“The North Florida Regional Water Supply Partnership is a critical regional effort to ensure sustainable water quantities for a rapidly growing area of the state. This effort is vital and will result in improved coordination on cross-boundary water supply issues,” said Ryan Matthews, director of DEP’s Office of Water Policy. “I applaud the hard work and collaboration of all the committee members and both water management districts on the completion of this important task.”

The North Florida Regional Water Supply Plan (NFRWSP) can be downloaded from and is open for public comment through Dec. 5, 2016. The public is asked to use either the comment review form or the comment box on the webpage to submit written comments.

The districts recognize fresh groundwater as the only traditional water supply source within their boundaries and consider other water resources to be nontraditional, or alternative, water supplies. Other water resources considered as potentially available for water supply include surface water, stormwater and seawater.

The plan presents water demand projections through 2035 and identifies potential water resource impacts that could occur if future demand were met solely from existing groundwater supplies.

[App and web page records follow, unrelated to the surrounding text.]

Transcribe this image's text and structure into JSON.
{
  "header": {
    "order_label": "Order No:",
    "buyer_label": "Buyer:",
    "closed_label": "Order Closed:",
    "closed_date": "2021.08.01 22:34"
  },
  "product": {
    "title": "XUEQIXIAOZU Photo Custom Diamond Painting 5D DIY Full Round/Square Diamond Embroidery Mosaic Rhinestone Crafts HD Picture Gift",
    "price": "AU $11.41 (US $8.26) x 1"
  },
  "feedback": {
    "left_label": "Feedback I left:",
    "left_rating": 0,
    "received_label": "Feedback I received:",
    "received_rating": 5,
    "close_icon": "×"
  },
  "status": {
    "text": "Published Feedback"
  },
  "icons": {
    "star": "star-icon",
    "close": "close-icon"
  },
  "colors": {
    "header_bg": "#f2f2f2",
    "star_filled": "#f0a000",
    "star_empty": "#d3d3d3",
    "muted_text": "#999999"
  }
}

It also identifies potential water management techniques, such as additional water conservation and reuse, and alternative water supply project options that should be sufficient to meet future water needs.

The partnership was created to improve program coordination, scientific tool development and communication among water managers, local governments, concerned individuals and other stakeholders by working together to protect our shared water resources and cost-effective, sustainable water supplies.